*WHAT YOU ARE ASKED TO DO*
The number of lines containing the word "text" is all you should give; count them in the records below.

*GIVEN DATA*

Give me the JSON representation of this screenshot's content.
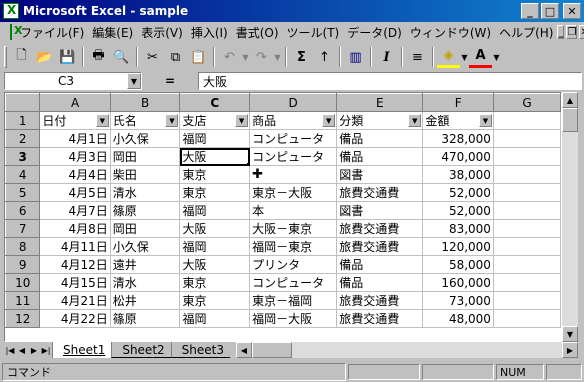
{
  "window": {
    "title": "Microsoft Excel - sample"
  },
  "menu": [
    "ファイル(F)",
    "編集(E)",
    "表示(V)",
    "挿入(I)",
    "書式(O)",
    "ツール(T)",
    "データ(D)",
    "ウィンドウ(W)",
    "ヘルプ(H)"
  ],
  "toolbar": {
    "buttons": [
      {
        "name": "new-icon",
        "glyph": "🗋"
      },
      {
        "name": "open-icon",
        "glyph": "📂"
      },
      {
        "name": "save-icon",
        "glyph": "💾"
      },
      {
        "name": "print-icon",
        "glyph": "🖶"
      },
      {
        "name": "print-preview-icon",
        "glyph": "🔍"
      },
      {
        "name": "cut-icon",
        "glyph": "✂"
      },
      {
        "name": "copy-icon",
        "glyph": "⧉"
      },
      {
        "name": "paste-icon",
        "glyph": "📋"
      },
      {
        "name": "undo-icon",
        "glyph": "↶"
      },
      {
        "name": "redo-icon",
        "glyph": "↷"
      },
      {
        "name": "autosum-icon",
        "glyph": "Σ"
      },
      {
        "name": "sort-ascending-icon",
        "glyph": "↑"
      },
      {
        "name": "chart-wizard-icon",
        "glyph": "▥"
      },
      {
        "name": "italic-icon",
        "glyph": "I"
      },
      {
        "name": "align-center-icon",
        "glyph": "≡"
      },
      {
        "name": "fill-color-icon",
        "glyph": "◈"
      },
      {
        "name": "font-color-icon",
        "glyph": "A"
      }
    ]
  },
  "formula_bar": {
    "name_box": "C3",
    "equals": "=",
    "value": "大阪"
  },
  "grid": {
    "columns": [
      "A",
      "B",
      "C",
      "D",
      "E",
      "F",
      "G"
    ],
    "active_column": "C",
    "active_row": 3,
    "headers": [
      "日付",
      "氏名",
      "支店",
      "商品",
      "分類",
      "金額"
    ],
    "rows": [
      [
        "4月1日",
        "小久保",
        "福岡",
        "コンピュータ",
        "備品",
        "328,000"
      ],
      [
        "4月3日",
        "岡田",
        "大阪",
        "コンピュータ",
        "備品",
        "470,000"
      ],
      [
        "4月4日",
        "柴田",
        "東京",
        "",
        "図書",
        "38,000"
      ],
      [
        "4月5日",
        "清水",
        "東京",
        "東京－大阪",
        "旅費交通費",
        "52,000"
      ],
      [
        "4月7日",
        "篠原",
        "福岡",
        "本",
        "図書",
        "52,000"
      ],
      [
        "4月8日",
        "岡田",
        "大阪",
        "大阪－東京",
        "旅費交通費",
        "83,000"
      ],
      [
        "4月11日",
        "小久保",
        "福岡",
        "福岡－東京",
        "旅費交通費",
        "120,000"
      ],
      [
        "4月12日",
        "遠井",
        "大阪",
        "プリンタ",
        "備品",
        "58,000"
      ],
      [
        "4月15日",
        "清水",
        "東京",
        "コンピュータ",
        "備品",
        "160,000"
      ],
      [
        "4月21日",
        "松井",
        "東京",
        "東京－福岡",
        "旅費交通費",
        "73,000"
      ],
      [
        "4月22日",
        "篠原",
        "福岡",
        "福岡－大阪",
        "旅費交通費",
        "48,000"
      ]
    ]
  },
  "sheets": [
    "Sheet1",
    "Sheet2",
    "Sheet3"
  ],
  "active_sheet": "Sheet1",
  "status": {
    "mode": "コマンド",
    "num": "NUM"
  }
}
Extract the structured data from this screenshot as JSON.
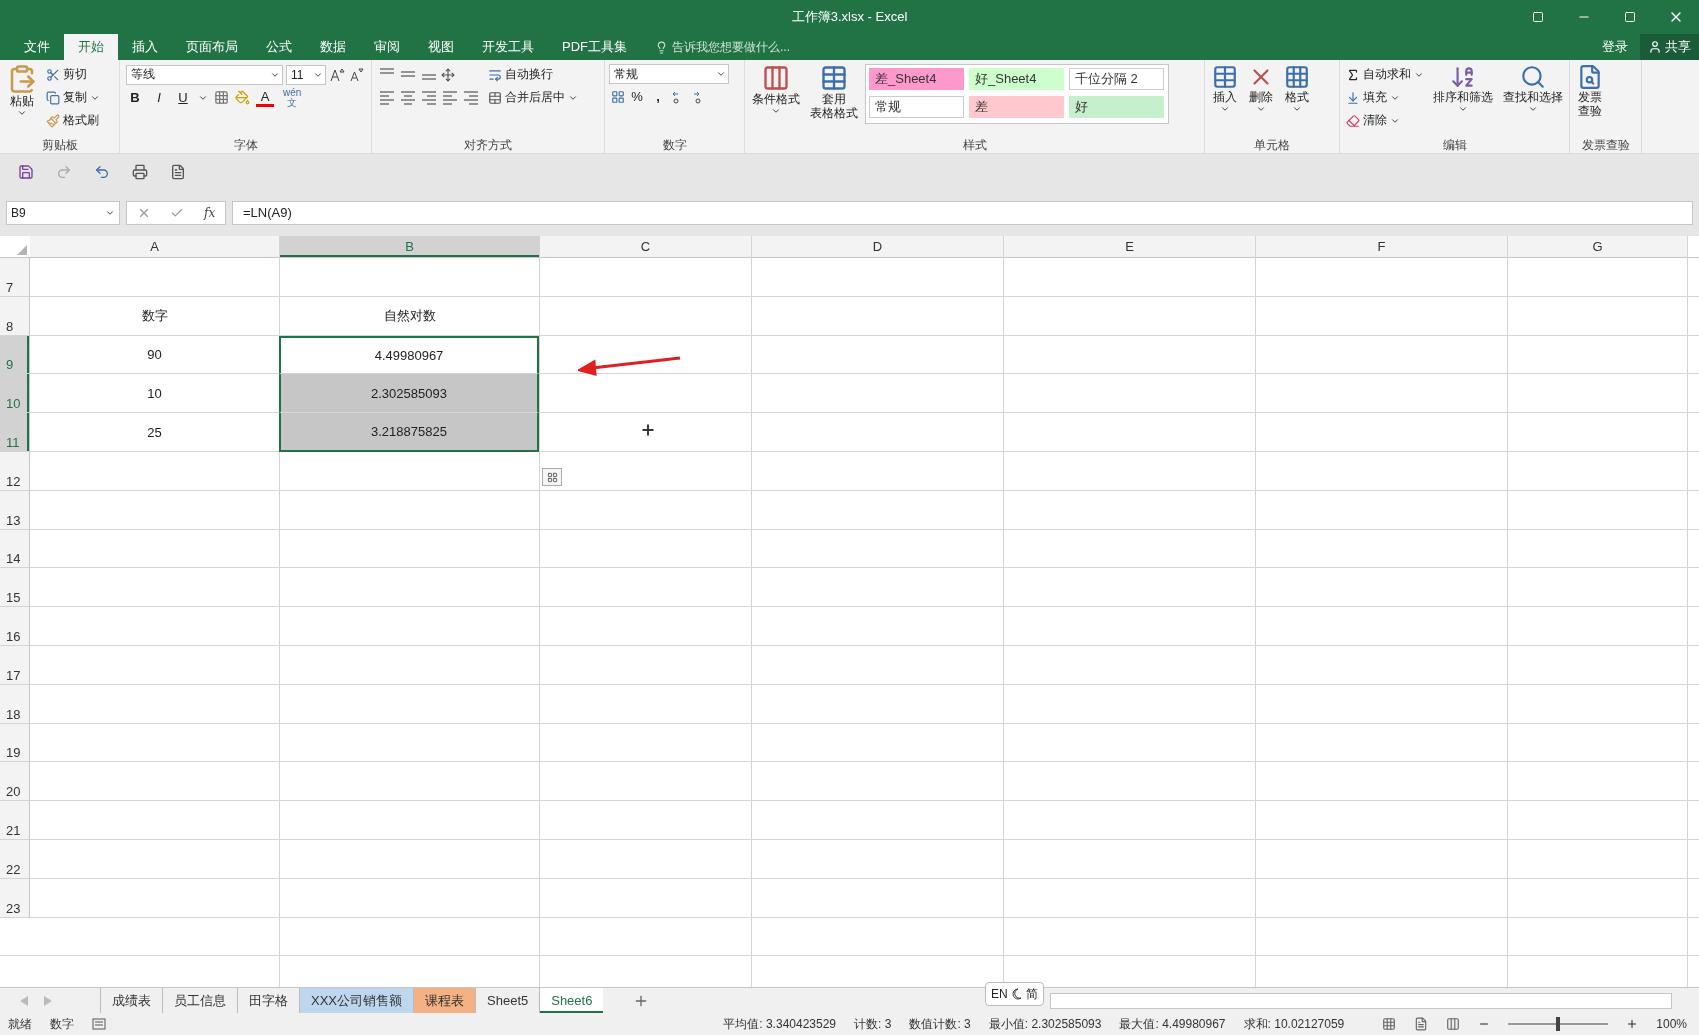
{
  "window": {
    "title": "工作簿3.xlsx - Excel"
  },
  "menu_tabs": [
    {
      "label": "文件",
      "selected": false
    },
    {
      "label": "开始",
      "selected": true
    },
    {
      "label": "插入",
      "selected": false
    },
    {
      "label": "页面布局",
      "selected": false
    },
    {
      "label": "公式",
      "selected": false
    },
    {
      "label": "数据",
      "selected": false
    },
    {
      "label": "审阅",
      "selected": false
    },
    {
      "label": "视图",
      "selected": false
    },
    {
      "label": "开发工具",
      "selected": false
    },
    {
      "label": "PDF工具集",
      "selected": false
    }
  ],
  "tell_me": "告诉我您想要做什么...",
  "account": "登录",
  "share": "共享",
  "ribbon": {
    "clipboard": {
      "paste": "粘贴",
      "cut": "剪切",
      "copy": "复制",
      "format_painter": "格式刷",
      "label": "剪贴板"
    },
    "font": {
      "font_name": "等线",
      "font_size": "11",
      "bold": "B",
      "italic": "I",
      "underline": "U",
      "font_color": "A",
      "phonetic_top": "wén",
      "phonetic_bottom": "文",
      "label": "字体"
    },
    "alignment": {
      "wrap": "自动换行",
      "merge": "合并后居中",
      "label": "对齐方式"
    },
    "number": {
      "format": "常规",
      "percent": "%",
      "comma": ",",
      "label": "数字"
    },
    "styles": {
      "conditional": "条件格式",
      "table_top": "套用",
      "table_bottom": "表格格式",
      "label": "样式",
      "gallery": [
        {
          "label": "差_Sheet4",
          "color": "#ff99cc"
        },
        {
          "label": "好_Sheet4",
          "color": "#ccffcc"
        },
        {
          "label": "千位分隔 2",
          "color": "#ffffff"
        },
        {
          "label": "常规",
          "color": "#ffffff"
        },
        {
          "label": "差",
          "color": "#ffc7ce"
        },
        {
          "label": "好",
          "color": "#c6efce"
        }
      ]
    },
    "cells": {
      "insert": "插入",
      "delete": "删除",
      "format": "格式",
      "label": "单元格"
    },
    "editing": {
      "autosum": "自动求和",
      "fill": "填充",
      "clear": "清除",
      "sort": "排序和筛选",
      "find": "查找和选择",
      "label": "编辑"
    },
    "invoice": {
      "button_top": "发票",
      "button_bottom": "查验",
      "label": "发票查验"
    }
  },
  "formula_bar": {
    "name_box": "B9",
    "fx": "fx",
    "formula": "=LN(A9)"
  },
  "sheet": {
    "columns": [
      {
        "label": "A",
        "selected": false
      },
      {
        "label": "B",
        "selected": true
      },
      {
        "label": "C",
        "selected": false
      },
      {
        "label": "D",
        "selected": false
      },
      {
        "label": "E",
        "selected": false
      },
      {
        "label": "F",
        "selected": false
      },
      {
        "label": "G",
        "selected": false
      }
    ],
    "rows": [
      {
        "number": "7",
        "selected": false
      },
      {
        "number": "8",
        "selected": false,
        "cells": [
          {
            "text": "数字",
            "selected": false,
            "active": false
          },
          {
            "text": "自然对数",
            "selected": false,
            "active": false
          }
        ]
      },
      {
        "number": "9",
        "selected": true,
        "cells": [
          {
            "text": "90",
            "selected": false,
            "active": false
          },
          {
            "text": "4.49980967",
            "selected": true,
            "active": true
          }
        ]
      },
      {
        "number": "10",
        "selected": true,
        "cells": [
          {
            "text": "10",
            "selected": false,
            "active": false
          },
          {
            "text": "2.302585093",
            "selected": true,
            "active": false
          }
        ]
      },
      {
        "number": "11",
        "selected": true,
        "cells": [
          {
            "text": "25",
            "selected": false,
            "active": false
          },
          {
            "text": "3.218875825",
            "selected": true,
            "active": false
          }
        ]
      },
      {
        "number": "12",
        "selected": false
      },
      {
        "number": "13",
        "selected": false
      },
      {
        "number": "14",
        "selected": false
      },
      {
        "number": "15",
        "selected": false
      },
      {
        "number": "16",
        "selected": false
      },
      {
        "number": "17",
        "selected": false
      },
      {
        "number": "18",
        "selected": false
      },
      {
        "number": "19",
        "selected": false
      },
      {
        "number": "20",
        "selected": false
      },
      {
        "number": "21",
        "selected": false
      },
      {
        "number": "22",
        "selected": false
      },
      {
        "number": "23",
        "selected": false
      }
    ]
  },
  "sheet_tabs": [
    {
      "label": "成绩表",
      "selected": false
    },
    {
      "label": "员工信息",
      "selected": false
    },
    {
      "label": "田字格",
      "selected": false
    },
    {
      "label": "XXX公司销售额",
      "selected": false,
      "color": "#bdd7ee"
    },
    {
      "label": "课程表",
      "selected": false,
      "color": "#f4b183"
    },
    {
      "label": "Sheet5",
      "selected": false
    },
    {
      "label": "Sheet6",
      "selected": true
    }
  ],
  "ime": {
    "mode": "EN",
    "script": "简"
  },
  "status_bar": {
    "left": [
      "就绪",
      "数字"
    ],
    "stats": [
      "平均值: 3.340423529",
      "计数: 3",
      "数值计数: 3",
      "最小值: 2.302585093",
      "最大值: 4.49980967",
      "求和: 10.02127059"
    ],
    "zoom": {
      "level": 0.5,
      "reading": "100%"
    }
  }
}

*RESULT BELOW*
8